EXERCISE PROMPT:
With the images removed, write out each record exactly as given.

MATERIAL PROVIDED:
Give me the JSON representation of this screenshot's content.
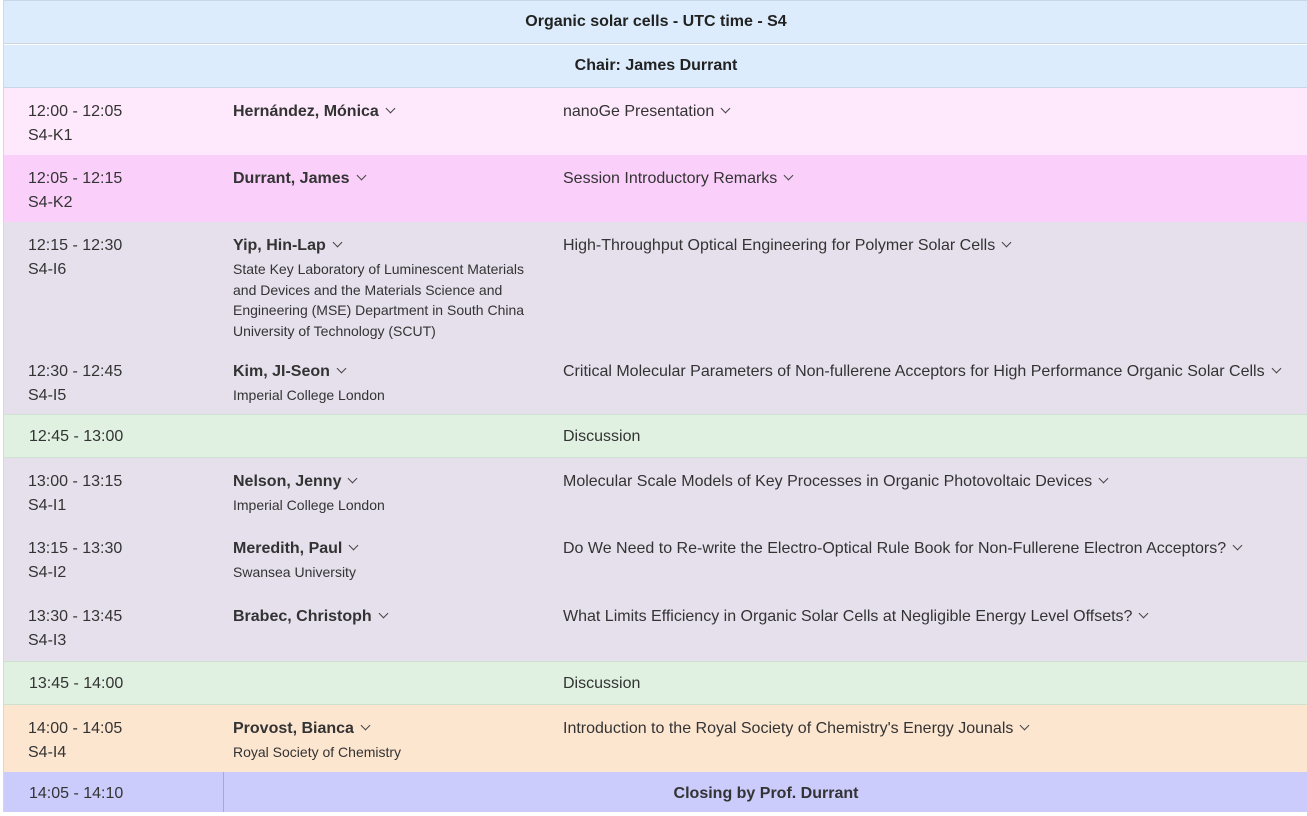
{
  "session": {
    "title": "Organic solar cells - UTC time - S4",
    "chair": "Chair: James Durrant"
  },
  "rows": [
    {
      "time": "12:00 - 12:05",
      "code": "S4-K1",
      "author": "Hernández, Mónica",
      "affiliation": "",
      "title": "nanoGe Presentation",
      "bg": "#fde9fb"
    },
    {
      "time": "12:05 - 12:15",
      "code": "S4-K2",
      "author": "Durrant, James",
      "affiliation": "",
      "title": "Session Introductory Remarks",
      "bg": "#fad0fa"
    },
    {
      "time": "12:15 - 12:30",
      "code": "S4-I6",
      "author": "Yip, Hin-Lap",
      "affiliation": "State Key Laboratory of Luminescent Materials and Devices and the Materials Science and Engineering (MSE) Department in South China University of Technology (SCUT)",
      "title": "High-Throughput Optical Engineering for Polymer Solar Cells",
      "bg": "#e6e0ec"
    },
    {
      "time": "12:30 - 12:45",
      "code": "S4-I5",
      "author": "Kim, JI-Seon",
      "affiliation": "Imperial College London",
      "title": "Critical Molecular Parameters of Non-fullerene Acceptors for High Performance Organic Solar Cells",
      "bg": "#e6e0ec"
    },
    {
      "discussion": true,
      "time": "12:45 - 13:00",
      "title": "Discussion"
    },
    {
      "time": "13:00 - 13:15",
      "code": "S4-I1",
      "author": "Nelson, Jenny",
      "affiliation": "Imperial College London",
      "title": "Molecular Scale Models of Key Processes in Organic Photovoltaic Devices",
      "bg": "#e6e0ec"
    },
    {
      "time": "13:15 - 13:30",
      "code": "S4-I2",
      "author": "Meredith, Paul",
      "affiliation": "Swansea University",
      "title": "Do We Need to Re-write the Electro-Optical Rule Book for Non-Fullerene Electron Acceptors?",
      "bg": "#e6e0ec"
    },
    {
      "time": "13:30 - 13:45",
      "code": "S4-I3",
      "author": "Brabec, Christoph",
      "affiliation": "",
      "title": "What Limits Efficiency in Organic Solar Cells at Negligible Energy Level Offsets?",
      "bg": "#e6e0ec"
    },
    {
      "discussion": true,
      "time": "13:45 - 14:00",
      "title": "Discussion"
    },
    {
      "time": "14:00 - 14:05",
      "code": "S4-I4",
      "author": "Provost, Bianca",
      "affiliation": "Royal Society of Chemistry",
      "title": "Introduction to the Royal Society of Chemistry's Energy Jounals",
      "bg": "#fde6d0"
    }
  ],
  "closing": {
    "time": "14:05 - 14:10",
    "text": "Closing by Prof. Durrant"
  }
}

RESPONSE AREA:
Give me the JSON representation of this screenshot's content.
{
  "session": {
    "title": "Organic solar cells - UTC time - S4",
    "chair": "Chair: James Durrant"
  },
  "rows": [
    {
      "time": "12:00 - 12:05",
      "code": "S4-K1",
      "author": "Hernández, Mónica",
      "affiliation": "",
      "title": "nanoGe Presentation",
      "bg": "#fde9fb"
    },
    {
      "time": "12:05 - 12:15",
      "code": "S4-K2",
      "author": "Durrant, James",
      "affiliation": "",
      "title": "Session Introductory Remarks",
      "bg": "#fad0fa"
    },
    {
      "time": "12:15 - 12:30",
      "code": "S4-I6",
      "author": "Yip, Hin-Lap",
      "affiliation": "State Key Laboratory of Luminescent Materials and Devices and the Materials Science and Engineering (MSE) Department in South China University of Technology (SCUT)",
      "title": "High-Throughput Optical Engineering for Polymer Solar Cells",
      "bg": "#e6e0ec"
    },
    {
      "time": "12:30 - 12:45",
      "code": "S4-I5",
      "author": "Kim, JI-Seon",
      "affiliation": "Imperial College London",
      "title": "Critical Molecular Parameters of Non-fullerene Acceptors for High Performance Organic Solar Cells",
      "bg": "#e6e0ec"
    },
    {
      "discussion": true,
      "time": "12:45 - 13:00",
      "title": "Discussion"
    },
    {
      "time": "13:00 - 13:15",
      "code": "S4-I1",
      "author": "Nelson, Jenny",
      "affiliation": "Imperial College London",
      "title": "Molecular Scale Models of Key Processes in Organic Photovoltaic Devices",
      "bg": "#e6e0ec"
    },
    {
      "time": "13:15 - 13:30",
      "code": "S4-I2",
      "author": "Meredith, Paul",
      "affiliation": "Swansea University",
      "title": "Do We Need to Re-write the Electro-Optical Rule Book for Non-Fullerene Electron Acceptors?",
      "bg": "#e6e0ec"
    },
    {
      "time": "13:30 - 13:45",
      "code": "S4-I3",
      "author": "Brabec, Christoph",
      "affiliation": "",
      "title": "What Limits Efficiency in Organic Solar Cells at Negligible Energy Level Offsets?",
      "bg": "#e6e0ec"
    },
    {
      "discussion": true,
      "time": "13:45 - 14:00",
      "title": "Discussion"
    },
    {
      "time": "14:00 - 14:05",
      "code": "S4-I4",
      "author": "Provost, Bianca",
      "affiliation": "Royal Society of Chemistry",
      "title": "Introduction to the Royal Society of Chemistry's Energy Jounals",
      "bg": "#fde6d0"
    }
  ],
  "closing": {
    "time": "14:05 - 14:10",
    "text": "Closing by Prof. Durrant"
  }
}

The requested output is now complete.